> [Work task] Gather each line of the entries below that includes "stock".

> [Listed records]
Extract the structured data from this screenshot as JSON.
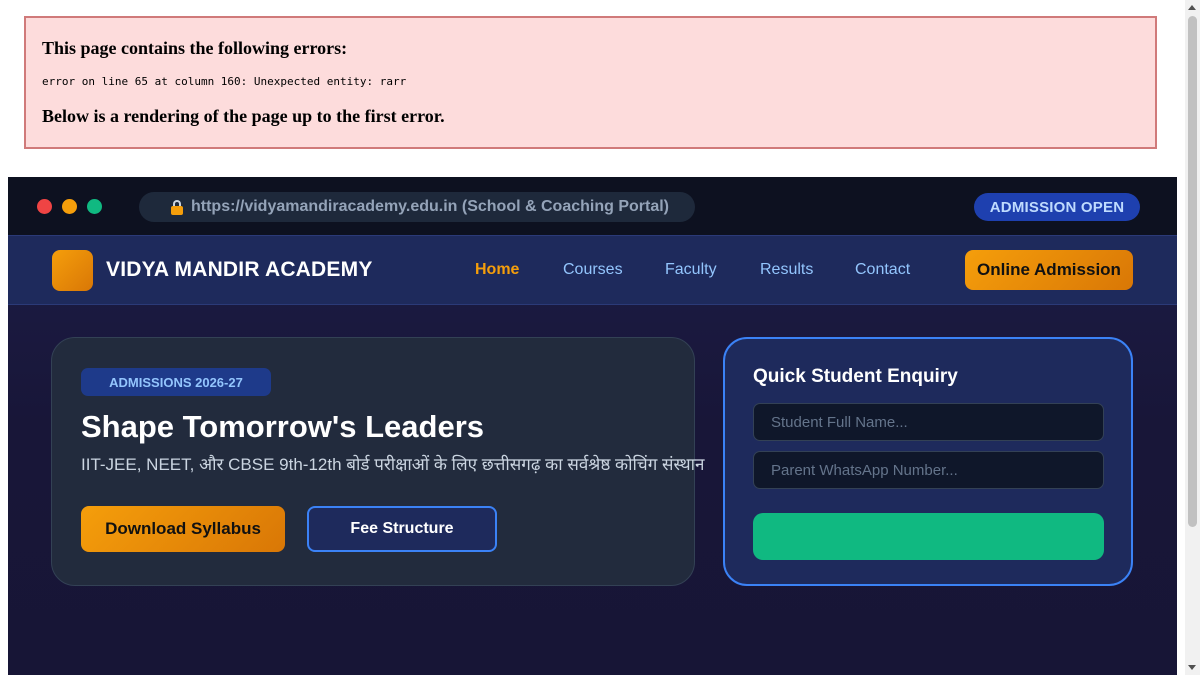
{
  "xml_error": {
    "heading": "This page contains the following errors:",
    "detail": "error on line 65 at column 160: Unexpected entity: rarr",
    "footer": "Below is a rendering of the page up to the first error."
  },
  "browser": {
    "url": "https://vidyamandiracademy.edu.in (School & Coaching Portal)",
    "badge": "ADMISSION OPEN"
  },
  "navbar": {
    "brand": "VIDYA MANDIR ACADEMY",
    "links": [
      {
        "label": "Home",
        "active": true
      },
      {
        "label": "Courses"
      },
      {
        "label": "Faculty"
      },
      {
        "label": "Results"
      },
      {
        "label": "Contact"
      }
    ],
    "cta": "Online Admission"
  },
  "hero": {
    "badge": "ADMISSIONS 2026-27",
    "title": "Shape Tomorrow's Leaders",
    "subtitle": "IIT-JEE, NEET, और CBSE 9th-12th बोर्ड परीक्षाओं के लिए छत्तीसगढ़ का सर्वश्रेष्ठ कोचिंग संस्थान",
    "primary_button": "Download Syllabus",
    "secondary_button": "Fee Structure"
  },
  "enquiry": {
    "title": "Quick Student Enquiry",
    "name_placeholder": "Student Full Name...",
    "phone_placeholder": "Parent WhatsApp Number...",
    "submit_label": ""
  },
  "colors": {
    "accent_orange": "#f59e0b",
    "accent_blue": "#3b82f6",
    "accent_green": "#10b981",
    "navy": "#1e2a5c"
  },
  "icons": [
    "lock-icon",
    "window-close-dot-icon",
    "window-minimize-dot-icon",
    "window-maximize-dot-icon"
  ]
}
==
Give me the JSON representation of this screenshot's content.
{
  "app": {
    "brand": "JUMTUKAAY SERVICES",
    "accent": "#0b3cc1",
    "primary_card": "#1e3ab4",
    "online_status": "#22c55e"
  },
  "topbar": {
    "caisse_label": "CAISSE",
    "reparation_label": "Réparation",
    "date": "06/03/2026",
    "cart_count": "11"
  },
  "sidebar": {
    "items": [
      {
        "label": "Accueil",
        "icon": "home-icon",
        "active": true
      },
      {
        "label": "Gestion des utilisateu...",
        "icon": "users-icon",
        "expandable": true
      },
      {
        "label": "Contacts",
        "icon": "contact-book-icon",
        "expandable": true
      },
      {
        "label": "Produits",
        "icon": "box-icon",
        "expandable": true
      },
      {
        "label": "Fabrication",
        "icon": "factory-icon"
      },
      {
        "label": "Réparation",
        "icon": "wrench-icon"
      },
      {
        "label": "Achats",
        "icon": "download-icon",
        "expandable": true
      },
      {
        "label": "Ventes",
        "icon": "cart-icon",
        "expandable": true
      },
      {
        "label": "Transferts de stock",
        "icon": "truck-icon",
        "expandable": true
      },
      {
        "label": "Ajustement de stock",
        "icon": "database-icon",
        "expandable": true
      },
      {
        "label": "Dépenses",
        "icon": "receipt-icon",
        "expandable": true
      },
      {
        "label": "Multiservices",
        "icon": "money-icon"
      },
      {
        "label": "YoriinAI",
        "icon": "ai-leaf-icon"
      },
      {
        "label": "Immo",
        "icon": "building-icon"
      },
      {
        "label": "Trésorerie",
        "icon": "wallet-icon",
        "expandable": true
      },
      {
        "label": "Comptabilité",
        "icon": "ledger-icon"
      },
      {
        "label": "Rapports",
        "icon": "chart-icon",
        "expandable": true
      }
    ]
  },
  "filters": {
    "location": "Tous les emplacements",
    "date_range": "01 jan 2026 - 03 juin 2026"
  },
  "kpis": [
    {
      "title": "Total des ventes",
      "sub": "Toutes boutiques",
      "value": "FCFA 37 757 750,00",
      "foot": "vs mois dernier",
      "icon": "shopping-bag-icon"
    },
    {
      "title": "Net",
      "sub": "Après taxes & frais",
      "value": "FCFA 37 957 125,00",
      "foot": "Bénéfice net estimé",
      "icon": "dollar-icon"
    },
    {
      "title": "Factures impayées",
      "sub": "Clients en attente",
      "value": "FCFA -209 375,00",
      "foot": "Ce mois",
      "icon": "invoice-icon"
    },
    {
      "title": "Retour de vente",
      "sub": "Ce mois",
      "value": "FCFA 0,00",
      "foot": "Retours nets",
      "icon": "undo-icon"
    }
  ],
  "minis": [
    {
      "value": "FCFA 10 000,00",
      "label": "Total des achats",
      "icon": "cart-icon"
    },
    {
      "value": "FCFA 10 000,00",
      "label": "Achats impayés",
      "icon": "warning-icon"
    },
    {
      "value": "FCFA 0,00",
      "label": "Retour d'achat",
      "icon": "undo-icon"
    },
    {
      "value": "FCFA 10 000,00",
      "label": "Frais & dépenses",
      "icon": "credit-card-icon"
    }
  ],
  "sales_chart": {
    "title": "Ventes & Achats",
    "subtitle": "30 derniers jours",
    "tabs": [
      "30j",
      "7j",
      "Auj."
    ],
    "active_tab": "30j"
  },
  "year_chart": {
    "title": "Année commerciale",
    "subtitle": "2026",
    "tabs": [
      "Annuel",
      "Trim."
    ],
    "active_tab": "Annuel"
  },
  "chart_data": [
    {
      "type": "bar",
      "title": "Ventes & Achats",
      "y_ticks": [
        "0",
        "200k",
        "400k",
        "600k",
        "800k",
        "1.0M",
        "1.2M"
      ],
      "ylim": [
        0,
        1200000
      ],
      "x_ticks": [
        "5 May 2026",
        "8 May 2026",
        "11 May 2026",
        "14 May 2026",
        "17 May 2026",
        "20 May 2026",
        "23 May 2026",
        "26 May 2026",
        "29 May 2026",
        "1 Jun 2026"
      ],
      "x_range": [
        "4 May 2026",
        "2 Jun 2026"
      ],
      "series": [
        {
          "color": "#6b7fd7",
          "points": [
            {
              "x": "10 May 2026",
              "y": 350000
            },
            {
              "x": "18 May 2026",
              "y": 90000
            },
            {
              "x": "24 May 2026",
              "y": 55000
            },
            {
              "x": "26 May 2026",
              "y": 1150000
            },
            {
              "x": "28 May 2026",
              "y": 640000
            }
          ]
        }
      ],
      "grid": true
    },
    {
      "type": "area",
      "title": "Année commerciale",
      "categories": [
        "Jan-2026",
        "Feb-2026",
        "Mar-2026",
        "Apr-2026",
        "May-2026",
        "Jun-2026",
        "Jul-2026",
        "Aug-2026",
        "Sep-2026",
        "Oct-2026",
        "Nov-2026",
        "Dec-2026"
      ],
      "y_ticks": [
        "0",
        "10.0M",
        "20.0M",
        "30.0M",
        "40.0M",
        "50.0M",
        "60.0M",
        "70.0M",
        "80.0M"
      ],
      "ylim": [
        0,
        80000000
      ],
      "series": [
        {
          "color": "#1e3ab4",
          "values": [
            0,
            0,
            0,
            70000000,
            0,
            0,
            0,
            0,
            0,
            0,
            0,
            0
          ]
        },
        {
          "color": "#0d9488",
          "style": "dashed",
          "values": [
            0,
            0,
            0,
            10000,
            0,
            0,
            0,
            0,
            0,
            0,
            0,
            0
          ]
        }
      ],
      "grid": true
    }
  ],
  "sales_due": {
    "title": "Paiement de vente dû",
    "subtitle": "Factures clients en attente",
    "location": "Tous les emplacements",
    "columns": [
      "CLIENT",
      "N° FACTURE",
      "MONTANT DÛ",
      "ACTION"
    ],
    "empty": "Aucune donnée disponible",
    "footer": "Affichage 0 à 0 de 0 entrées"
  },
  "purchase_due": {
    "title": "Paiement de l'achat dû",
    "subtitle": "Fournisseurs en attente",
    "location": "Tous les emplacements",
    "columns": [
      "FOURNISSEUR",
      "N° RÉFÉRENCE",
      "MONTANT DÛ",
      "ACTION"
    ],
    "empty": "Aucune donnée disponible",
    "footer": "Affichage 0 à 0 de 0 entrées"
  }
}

> [Result for this task]
        "label": "Transferts de stock",
        "label": "Ajustement de stock",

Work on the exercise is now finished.